Is there a way forward for the Munduruku people, a way that the perceived blasphemy done by the consortium and federal government can be reversed? Everyone we talked to in the village is certain that, as long as the urns and other artefacts rest outside the sacred site, one catastrophe will follow another; even small wounds will cause death.
But it is not simply a case of returning the urns to the Indians so they can rebury them. “They can’t give the urns back to us”, explains Krixi Biwun. “We can’t touch them. They have to find a way of getting them returned to a sacred place [without us]
This seems unlikely to happen. The urns are currently held by the Teles Pires company in the town of Alta Floresta, waiting to be taken to a museum at the request of Iphan. Mongabay asked to see the artefacts but our request was turned down.
Even if the holy relics were eventually returned to a sacred place in one of the rapids along the Teles Pires River, that respite is likely to be short-lived. The next step in the opening up of the region to agribusiness and mining is to turn the Teles Pires into an industrial waterway, transforming it with dams, reservoirs, canals and locks. This will mean the destruction of all the river’s rapids, leaving no sacred sites.
Photo by Thais Borges. Marcelo, Munduruku Indian
The indefatigable MPF has carried on fighting. In December, it won another victory in the courts, with a judge ruling that the license for the installation of the Teles Pires dam — granted by the environmental agency, Ibama — was invalid, given the failure to consult the Indians. Once again, however, this court order is unlikely to be enforced because it will be reversed by a higher court using the “Suspension of Security” instrument. Indeed, no judicial decision regarding the dams will be respected by the government until the case is judged by the Supreme Federal Tribunal, which will probably take decades. In pratcial terms, what the tribunal decides will be irrelevant, for the Teles Pires dam is already operationl and the São Manoel dam will come on stream later this year (2017).
The Indians are outraged by the lack of respect with which they are being treated. A statement issued jointly by the Munduruku, Kayabi and Apiaká in 2011, and quoted in the book-length report, Ocekadi, asks: “What would the white man say if we built our villages on the top of his buildings, his holy places and his cemeteries?” It is, the Munduruku are saying, the equivalent of razing St. Peters in Rome to construct a nuclear power plant, or digging up your grandmother’s grave to build a parking lot.

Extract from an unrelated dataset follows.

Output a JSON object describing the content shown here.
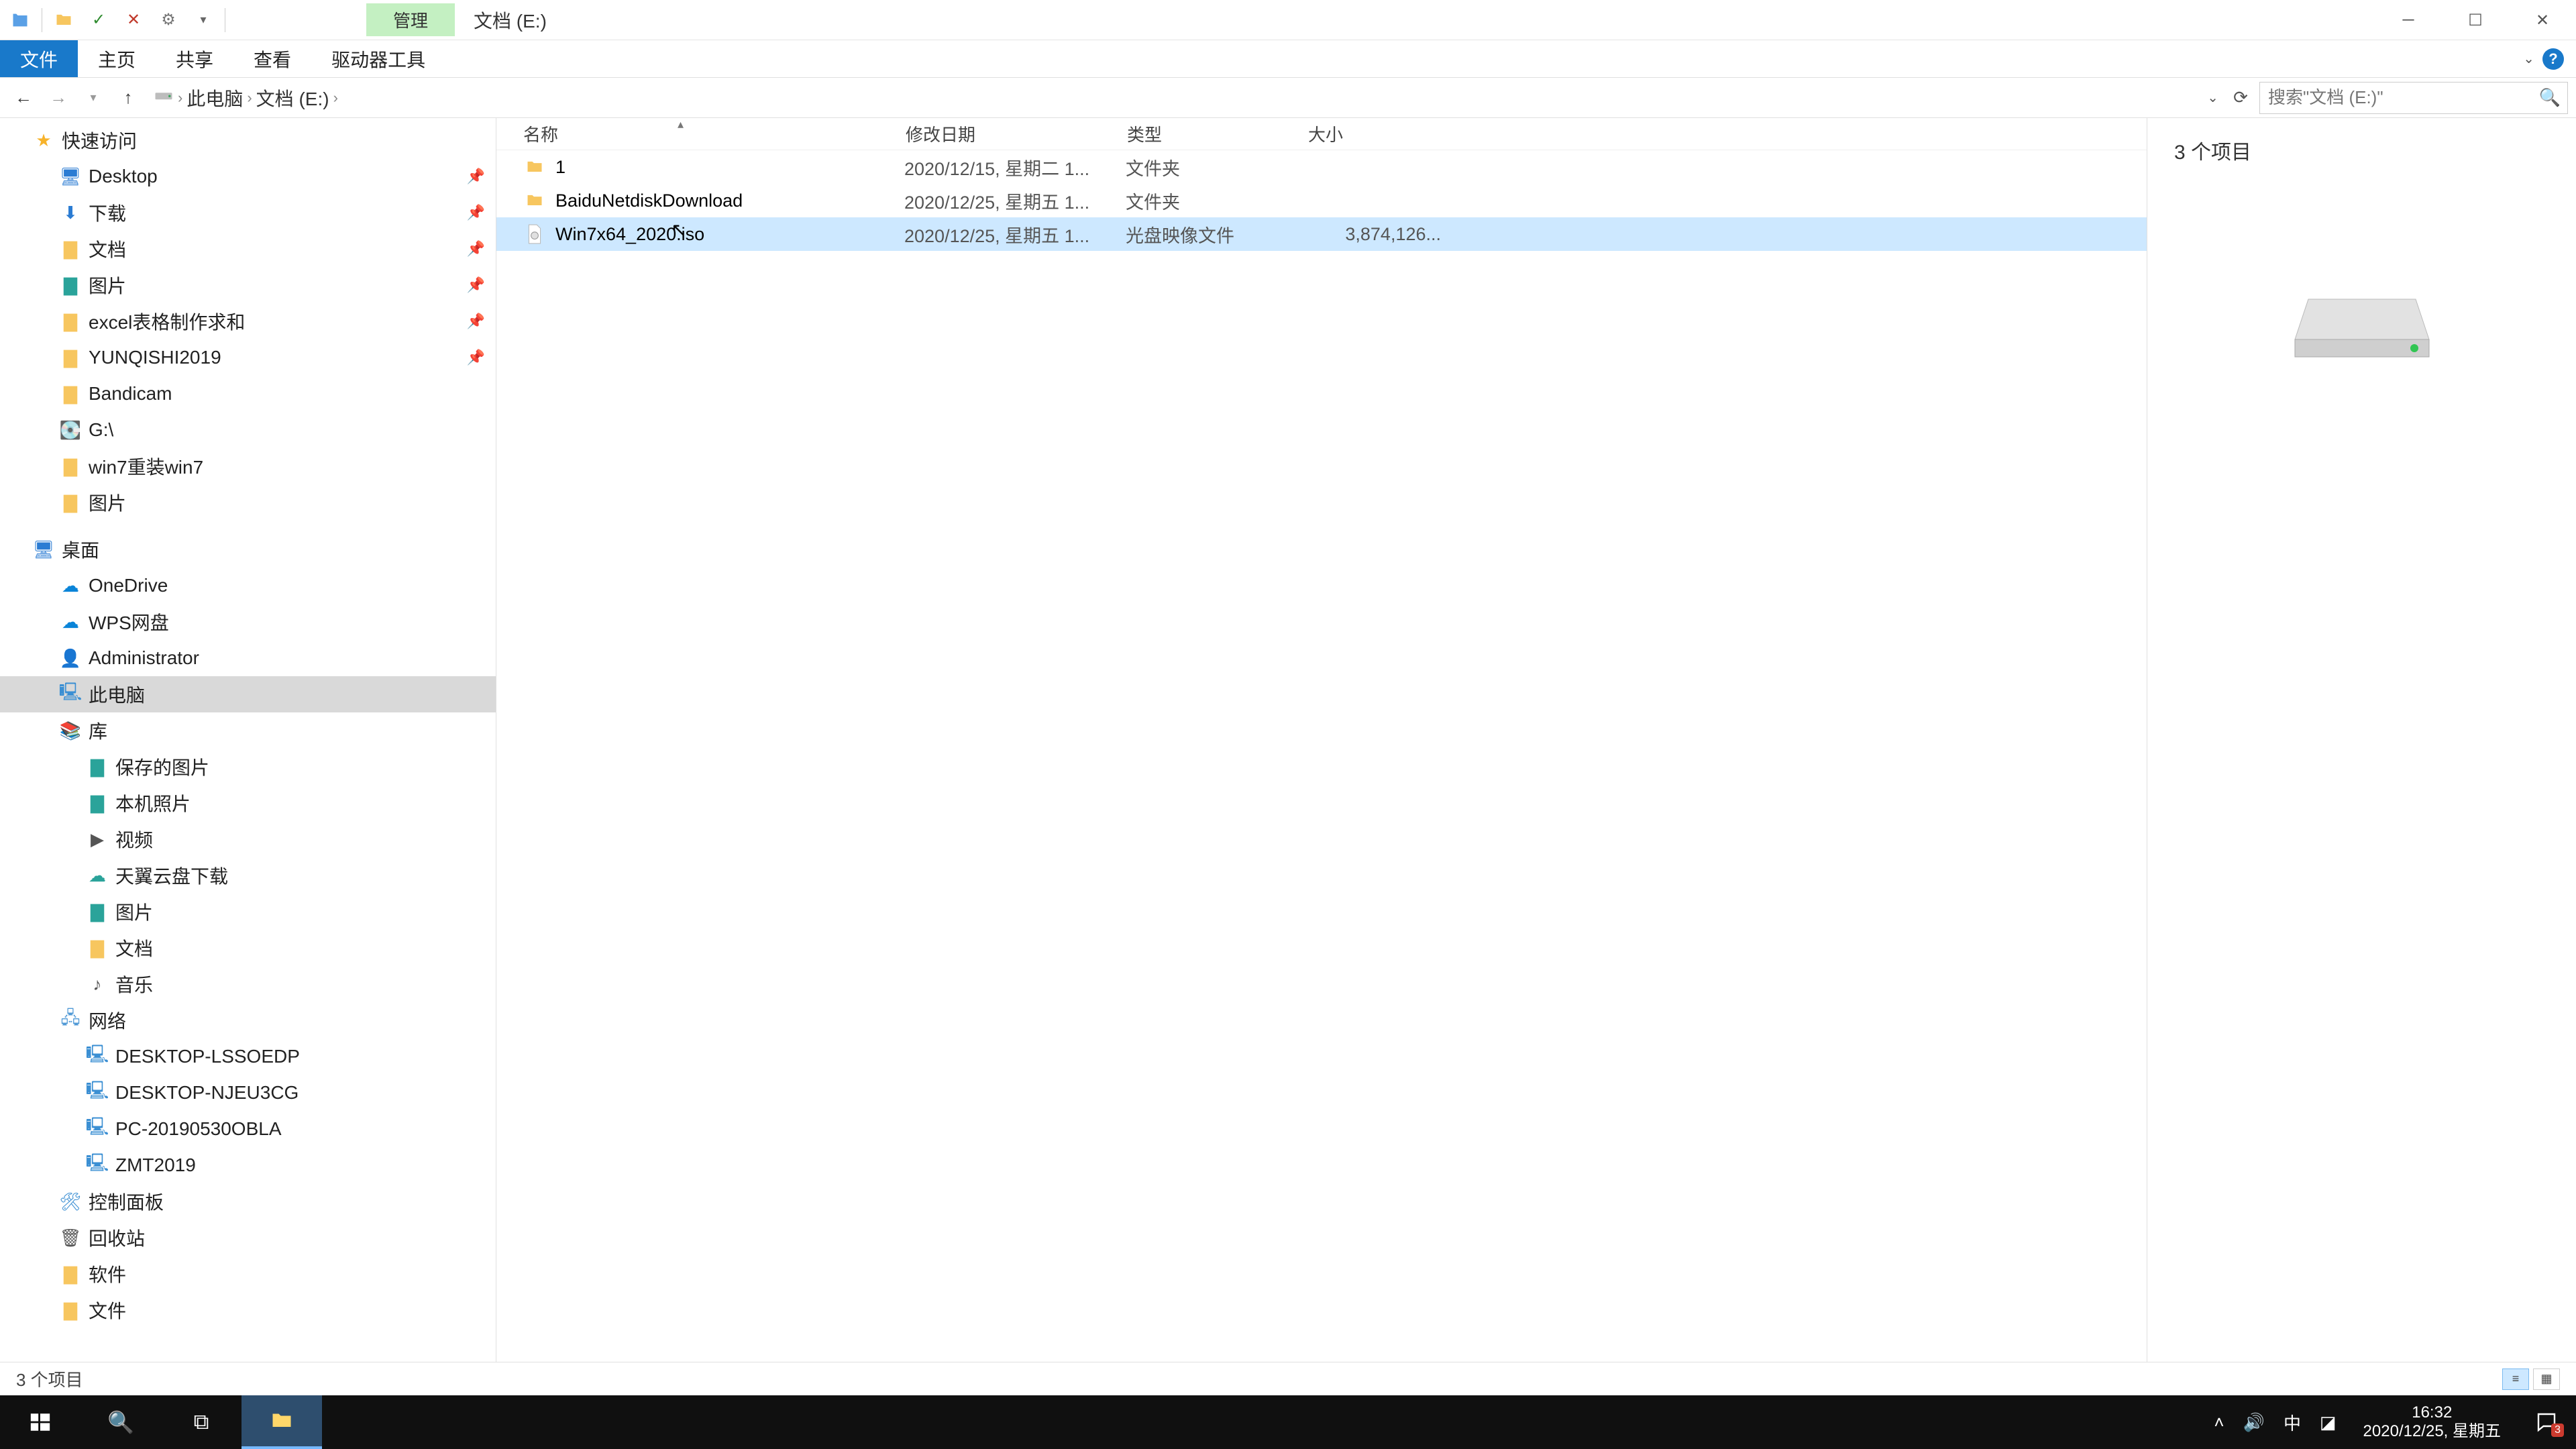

The researcher, Rosamaria Loures, who has been studying the Munduruku’s opposition to the hydroelectric projects, told Mongabay that their experience reveals one of the weaknesses of Brazilian society: “The Nation-State has established a hierarchy of values based on criteria like class, color and ethnic origin. In this categorization, certain groups ‘count less’ and can be simply crushed,” she explains.
“The ethnocide continues, in the way people look at us, the way they want us to be like them, subjugating our organizations, the way they tell us that our religion isn’t worth anything, that theirs is what matters, the way they tell us our behavior is wrong. They are obliterating the identity of the Indian as a human being.”
This article was written by one of the experts at Latin American Bureau. For more great articles visit www.lab.org.uk
To hear powerful testimony from the indians talking about their predicament, go to: https://youtu.be/sw_xuyfVulY